“We will monitor the company to ensure that it continues to support the local textile industry. This deal puts pressure on Edcon because workers money was used to save it,” said Vlok.  Around 140 000 jobs have been saved following the Tribunal’s approval.

“This is an important deal which will not only save jobs at Jet, CNA and Edgars but also support Edcon’s entire supply value chain. If deal did not go through it would have meant South  Africa’s  factory workers would have lost their jobs. Edcon buys more locally made clothing than any other retailer in South Africa,”said Vlok.

Edcon  adopted a strategy to shrink the business including absorbing Boardmans  stores into Edgars after a restructuring that included the selling the Legit business and exiting unprofitable international brands after years of burning cash.

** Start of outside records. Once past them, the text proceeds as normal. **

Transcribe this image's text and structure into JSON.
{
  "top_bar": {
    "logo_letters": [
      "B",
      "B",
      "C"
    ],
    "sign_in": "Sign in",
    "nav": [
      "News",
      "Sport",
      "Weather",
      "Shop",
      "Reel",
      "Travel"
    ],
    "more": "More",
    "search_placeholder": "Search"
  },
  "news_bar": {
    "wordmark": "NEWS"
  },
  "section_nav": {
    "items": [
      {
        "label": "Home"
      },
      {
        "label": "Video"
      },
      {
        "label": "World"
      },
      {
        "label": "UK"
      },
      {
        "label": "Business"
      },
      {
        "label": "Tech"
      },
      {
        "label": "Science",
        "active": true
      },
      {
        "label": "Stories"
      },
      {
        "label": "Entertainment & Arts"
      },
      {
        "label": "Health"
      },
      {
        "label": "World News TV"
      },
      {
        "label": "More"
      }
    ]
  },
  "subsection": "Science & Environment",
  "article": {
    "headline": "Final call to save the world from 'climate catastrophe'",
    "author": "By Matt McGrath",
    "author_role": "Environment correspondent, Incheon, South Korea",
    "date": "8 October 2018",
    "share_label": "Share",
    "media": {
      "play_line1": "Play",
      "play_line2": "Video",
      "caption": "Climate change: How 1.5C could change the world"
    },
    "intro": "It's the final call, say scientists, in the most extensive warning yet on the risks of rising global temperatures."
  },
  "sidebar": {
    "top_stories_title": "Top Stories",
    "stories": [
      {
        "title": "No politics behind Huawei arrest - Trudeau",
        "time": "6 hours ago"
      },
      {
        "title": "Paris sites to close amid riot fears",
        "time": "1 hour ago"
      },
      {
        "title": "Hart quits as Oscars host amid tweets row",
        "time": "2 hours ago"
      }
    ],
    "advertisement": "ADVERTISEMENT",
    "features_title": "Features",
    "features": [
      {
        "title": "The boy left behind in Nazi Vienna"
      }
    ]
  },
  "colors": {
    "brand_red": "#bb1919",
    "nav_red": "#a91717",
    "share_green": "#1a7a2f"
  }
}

Pattison said the strategy because opening stores did not work.  

Ron Klipin, an analyst at Cratos Wealth said the approval gives Edcon breathing space, adding South Africa’s faltering economy would put pressure on the retailer.

“It (the approval) is a short term solution. Consumers are under pressure and  people do not have money to spend,”he said citing Statistics South Africa’s retail sales figures released this week which showed growth of just 0.2 percent.

“Edcon aims to focus on its own brands and will move away from  the  more   expensive international brands.    It  has also closed some of its stores,  as  well   as   downsizing  others It will take time to see the results of the strategy,” Klipin said. 

BUSINESS REPORT